Here’s the thing: there is no normal. You set the bar for what will be normal for you. For me, I wanted normal to include feelings — things like happiness and fulfillment — and I wasn’t finding that with my social drinking lifestyle. Though I didn’t know it for sure, I was pretty sure that my contemporaries weren’t truly experiencing these feelings either. Maybe those around me just had a different capacity for alcohol or maybe there was something else going. After one too many hangovers that led to a completely unproductive and unfulfilling weekend, I stopped telling myself that my lifestyle was okay, and choose to see a different path. A path where I still co-existed with and appreciated my friends, but chose to live out my story in a different way.
Ultimately, my decision to denounce these four mentalities and rewrite my narrative about my relationship with alcohol and it’s (lack of) power over me was what enabled me to breeze through a long period of sobriety with little to no trouble at all. Shifting my own beliefs led me to understand that I didn’t need alcohol to navigate social situations and cement friendships. In fact, I developed a new confidence given the notion that I could thrive in life without any help from alcohol whatsoever.
If this resonates with you and you’ve considered giving up alcohol (regardless of the amount of time you want to commit), I’d like to help! Using these tactics, I managed to go from binge drinking every weekend to successfully and easily navigating my way through an entire year without booze.

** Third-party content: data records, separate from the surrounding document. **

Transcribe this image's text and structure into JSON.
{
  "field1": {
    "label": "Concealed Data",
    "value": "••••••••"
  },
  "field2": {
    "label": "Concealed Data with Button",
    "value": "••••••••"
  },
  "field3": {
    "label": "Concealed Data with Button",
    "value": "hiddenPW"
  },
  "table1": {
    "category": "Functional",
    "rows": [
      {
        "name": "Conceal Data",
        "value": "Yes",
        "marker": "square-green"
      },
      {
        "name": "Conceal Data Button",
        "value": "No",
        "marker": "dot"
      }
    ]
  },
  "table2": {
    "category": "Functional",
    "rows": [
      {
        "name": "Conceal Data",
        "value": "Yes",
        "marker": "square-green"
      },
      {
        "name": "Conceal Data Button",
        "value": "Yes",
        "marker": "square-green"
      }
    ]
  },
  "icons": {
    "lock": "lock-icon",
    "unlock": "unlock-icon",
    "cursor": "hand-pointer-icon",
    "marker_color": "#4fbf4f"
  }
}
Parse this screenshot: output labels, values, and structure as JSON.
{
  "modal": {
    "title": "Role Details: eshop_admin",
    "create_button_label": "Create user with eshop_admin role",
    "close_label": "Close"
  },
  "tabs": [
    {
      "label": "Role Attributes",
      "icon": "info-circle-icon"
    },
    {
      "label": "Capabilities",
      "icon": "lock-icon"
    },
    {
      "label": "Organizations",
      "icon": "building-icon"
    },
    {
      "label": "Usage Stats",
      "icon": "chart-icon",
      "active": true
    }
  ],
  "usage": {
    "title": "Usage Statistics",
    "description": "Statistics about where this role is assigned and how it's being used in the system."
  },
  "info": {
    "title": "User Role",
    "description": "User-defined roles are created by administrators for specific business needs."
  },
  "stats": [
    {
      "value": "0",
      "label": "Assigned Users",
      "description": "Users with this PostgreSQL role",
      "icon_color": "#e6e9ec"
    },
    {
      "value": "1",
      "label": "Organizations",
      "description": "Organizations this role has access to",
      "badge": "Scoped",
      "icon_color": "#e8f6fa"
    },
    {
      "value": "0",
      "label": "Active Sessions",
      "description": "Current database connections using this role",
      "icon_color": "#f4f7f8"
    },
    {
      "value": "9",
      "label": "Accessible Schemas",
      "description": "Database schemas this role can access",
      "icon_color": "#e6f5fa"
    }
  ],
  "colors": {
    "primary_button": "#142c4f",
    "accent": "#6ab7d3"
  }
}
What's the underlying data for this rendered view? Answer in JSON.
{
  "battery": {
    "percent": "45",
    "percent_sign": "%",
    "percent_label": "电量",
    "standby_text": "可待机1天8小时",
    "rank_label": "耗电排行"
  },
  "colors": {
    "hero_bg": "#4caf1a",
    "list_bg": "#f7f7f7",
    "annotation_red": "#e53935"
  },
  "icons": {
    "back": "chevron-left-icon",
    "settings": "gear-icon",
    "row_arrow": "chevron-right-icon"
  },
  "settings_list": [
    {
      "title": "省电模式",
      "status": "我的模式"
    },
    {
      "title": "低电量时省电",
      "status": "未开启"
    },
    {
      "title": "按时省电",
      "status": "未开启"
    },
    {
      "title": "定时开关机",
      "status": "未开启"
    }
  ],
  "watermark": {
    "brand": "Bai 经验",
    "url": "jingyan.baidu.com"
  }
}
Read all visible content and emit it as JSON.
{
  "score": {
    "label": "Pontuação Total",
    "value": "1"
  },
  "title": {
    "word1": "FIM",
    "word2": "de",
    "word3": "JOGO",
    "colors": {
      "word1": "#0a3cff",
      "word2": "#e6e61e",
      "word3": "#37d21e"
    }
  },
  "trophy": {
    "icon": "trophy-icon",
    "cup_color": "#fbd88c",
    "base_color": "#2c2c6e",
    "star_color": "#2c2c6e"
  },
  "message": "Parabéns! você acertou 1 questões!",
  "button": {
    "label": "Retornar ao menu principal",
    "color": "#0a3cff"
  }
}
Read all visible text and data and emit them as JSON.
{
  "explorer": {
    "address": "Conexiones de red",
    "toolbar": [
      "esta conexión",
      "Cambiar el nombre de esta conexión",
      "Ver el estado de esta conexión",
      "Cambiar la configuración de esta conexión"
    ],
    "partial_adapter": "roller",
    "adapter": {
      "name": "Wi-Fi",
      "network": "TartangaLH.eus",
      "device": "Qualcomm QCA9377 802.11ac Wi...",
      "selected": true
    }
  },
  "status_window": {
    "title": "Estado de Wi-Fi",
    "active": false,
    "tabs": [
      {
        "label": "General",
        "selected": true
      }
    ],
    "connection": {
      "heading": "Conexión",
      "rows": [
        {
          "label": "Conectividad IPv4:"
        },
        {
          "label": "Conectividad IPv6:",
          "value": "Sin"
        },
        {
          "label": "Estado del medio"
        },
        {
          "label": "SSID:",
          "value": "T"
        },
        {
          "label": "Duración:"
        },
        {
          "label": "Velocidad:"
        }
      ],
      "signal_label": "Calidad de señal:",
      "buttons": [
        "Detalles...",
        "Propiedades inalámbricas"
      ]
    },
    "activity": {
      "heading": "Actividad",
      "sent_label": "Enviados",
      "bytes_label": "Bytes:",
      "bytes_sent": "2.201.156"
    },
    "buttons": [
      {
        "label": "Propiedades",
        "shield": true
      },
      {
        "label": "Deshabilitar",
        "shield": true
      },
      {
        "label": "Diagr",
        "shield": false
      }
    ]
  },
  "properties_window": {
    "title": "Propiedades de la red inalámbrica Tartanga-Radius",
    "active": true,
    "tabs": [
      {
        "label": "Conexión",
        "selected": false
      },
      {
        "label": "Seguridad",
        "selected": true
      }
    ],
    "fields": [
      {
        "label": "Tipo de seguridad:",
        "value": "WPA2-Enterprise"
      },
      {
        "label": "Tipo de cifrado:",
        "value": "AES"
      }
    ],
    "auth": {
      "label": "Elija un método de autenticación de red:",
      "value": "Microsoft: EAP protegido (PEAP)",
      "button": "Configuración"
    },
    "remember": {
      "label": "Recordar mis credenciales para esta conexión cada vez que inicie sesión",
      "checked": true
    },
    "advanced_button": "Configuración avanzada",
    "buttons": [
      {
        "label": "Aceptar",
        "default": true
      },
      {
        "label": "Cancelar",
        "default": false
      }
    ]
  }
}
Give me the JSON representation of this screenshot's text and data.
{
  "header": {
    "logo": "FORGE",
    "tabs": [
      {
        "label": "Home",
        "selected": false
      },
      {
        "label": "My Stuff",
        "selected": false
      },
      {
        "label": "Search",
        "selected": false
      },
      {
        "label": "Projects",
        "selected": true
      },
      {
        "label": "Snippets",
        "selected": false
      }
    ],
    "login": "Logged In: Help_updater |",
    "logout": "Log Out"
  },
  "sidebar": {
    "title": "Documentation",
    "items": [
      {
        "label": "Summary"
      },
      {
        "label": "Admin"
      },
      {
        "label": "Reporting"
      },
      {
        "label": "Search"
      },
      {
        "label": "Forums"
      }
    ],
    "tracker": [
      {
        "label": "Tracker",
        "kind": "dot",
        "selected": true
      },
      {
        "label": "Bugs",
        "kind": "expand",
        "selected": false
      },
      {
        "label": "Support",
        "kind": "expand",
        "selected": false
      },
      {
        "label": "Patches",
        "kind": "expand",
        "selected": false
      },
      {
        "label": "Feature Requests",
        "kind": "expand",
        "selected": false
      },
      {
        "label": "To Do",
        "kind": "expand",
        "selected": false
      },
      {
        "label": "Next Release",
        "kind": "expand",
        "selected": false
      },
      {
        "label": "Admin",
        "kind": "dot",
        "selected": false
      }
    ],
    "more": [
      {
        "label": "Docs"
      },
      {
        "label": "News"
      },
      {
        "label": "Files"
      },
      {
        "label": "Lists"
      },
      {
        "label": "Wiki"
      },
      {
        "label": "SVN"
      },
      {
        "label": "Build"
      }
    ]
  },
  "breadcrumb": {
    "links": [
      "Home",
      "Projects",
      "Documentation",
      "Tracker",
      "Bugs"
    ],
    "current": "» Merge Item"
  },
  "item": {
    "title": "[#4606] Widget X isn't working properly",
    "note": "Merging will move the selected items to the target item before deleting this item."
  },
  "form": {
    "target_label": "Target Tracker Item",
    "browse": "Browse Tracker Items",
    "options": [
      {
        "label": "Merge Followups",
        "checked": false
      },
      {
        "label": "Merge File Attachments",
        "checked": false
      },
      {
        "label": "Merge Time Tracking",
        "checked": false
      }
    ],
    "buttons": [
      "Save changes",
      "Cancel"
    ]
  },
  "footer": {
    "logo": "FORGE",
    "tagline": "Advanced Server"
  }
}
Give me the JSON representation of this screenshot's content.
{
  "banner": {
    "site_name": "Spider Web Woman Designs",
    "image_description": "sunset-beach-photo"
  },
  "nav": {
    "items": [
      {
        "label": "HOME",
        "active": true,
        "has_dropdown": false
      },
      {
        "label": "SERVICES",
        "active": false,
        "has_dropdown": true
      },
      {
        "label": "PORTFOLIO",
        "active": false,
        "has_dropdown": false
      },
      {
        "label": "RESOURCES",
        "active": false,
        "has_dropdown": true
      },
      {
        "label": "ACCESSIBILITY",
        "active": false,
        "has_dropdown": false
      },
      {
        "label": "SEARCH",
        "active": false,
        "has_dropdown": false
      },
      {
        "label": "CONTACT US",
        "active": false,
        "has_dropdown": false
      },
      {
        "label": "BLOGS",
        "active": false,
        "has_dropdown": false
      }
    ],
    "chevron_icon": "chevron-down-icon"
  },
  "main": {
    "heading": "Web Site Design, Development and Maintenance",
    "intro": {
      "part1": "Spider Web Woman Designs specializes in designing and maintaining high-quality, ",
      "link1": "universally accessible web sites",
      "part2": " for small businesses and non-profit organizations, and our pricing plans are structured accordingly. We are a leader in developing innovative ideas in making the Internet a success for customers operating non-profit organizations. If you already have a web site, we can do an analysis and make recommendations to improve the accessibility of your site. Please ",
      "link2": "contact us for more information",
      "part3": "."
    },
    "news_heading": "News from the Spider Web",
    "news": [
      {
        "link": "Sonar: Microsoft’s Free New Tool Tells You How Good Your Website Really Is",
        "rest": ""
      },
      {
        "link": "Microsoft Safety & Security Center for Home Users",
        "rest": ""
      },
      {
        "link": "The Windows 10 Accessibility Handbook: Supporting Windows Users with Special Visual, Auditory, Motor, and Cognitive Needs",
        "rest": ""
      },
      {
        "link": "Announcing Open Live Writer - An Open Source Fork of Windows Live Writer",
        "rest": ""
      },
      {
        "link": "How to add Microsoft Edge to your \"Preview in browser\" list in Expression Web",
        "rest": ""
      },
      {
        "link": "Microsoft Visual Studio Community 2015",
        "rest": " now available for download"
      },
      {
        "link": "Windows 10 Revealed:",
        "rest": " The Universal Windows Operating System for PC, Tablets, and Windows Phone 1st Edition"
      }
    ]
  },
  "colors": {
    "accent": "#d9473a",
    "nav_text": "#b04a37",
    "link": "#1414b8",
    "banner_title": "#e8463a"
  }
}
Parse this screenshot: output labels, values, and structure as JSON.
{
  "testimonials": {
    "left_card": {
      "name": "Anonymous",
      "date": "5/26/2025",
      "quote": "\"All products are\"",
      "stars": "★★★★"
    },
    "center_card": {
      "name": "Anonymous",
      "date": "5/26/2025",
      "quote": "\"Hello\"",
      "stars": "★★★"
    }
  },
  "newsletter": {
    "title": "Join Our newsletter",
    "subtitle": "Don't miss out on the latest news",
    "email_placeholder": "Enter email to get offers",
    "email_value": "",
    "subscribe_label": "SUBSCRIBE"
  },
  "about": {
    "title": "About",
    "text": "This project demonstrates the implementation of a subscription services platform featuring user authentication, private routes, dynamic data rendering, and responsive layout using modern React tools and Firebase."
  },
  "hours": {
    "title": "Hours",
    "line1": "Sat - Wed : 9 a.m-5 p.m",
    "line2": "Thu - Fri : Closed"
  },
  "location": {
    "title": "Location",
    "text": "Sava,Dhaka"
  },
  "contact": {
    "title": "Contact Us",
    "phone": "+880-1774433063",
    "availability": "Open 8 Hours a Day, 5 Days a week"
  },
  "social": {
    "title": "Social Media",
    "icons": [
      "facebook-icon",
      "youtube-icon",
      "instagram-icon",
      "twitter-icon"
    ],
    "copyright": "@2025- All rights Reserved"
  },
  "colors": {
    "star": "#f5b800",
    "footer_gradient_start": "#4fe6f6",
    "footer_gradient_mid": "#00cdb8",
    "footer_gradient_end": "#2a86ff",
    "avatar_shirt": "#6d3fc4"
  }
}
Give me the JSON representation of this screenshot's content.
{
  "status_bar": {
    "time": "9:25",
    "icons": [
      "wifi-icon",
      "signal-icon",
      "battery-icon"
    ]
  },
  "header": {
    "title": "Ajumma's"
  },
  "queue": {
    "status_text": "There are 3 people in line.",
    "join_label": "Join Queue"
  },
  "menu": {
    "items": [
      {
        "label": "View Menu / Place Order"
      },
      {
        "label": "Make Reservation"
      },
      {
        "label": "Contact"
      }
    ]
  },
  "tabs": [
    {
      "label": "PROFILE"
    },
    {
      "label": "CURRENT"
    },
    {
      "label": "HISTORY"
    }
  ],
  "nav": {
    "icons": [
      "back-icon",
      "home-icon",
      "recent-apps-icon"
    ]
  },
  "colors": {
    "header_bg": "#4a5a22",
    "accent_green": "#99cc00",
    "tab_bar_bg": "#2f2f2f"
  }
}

Follow this link to learn more about my 30-Day Alcohol Detox; a month-long program I created for people who want to change their relationship with alcohol, but need help shifting their mentality about drinking first. In addition to helping you identify and shift your current drinking mentalities, the program will help you change the way you think about alcohol and drinking altogether.